corresponding further reduction of
Mr. Livtngs'.on says: "The Fifty
fourth Congress was the last one that
made appropriations for the support
of the government prior to tha lie
glmritnig of fhe Spanish-American war.
The Fifty-sixth Congress is the flrft
Congress appropriating for the sup
port of the government since the cloie
of the. Co-called Spanish-American
war. The difference between the ap
propriations maJo by the Fifty-sixth
Congreai and those made by the Fifty
fourth Congress amounts to $395,482,-
"During the aesskm Just closed the
demands of the people, through their
representatives, for the construction o'
the Nicaragua Canal have gone uu
heeded and.those for new public pulld-
Ings have been* pefsl silently denied.
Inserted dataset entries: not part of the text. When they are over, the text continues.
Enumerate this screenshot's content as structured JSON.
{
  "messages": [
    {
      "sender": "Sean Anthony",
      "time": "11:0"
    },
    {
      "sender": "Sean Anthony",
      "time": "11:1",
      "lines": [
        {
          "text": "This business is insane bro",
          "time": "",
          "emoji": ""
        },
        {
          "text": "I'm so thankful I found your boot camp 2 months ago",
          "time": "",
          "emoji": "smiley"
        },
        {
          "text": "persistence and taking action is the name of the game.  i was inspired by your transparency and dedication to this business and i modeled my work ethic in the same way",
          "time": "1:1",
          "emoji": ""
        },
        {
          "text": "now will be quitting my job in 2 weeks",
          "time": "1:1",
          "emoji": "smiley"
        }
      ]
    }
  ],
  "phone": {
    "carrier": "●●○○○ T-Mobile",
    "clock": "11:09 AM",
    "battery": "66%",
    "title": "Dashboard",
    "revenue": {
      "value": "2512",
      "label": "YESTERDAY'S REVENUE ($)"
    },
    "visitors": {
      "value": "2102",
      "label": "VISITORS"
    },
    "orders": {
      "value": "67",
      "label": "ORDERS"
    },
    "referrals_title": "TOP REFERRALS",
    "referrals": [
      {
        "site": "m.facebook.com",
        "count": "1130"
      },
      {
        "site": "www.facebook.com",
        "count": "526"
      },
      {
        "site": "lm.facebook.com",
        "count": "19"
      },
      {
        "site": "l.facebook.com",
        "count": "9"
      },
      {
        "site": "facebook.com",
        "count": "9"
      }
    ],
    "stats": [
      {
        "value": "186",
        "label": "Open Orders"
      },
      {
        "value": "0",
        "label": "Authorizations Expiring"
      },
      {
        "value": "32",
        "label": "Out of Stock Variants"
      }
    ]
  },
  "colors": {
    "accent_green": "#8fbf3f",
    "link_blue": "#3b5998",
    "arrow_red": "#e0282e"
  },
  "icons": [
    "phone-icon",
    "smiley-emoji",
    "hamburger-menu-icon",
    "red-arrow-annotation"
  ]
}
The -
river cinl harbor bill has ibecn permit
ted to fell. The payment of Just claims
of honest pooplo n«a!mrt the govern
ment has not been provided for.
"The most casual examination of
this table makes comment practically
unnecessary. Jt shows that the army
for each of the two years prior to the
Spanish American war cost a little
over $23,000,000 atwl but llttlfe more
than $46,000,000 for the two years cov
ared by the Forty-fourth Congress,
• while for eich of the two years Sim a'
that war, 1901 and 1902, It costs slls,
000,000 or $230,000,000 for the twr.
years, exclusive of deficiencies thai
hove bf-eti' proivdfd for In large ►BUMS
out of appropriations made tor ex
penses of the Splhlsh war during the
Fifty-fifth Cowgir «o. The navy cost
for lh« two years, 1897-98, Is $63,362,-
f|oo, while the years 1901 and 1902 the?e
oupr prlr.tlonis amount to nearly sl4l,
fion.ooo. For the payment of pensions
the appr"prle'lons show an Increase at
nearly $5,000,000 for the two yeats.